Elizabeth Gilbert once wrote:
“Grief does not obey your plans, or your wishes. Grief will do whatever it wants to you, whenever it wants to. In that regard, Grief has a lot in common with Love.”
I like this take on grief or trauma or whatever you want to call it.
Like love, trauma swells into an entire inner universe that comes to color the whole of the outside world. Like love, grief lives itself through the grieving and can’t but speak its truth.
But unlike love, our culture meets the voice of trauma with an alloy of disquiet and denial.
We want to make the sadness go away, to lift the sorrowing heart out of its sorrow immediately. Often, we mistake for personal failure our inability to salve another’s grief or mistake for their failure the inability to snap out of it on the timeline of our wishes.

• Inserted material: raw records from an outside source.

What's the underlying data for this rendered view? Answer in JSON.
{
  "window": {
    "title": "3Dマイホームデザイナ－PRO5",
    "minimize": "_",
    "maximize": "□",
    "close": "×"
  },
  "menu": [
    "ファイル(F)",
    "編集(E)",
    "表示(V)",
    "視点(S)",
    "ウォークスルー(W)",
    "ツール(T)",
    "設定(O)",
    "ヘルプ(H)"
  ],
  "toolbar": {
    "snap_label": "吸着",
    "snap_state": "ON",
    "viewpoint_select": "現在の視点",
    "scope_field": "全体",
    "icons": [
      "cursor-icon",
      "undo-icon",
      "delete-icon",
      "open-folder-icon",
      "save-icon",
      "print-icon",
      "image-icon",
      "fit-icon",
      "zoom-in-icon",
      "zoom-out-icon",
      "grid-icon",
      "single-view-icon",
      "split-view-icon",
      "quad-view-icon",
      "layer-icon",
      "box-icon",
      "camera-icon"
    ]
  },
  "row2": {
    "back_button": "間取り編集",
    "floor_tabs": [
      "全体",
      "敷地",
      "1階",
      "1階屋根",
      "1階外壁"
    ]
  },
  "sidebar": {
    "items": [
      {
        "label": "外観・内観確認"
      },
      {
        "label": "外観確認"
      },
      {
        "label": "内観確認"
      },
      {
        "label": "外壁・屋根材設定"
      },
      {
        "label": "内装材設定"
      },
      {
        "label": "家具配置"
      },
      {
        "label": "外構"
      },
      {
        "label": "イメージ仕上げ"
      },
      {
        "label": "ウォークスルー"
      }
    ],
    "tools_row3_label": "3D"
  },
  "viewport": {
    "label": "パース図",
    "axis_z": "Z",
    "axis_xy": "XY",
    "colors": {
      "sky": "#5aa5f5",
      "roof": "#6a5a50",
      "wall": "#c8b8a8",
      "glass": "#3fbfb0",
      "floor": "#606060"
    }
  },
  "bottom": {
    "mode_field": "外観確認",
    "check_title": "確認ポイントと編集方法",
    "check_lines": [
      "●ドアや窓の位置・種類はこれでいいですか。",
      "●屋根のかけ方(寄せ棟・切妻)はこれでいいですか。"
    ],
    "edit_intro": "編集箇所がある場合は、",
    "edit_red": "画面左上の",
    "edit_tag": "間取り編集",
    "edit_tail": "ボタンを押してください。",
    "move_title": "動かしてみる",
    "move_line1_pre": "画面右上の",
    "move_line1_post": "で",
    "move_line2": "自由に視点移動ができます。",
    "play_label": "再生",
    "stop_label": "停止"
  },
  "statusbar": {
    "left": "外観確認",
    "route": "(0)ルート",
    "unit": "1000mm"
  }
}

I have waded through oceans of pain with its lapping waves of grief.
It is impossible to get through a life — through half a life, even — without living through the two most universal human experiences: love and loss, each presupposing the other, each haunted either by the specter of the other or by its ever-present prospect.
To love is to live always with the possibility of loss; to sorrow with loss is to have loved.
Love and loss. Opposing forces but connecting and moving through us and each other.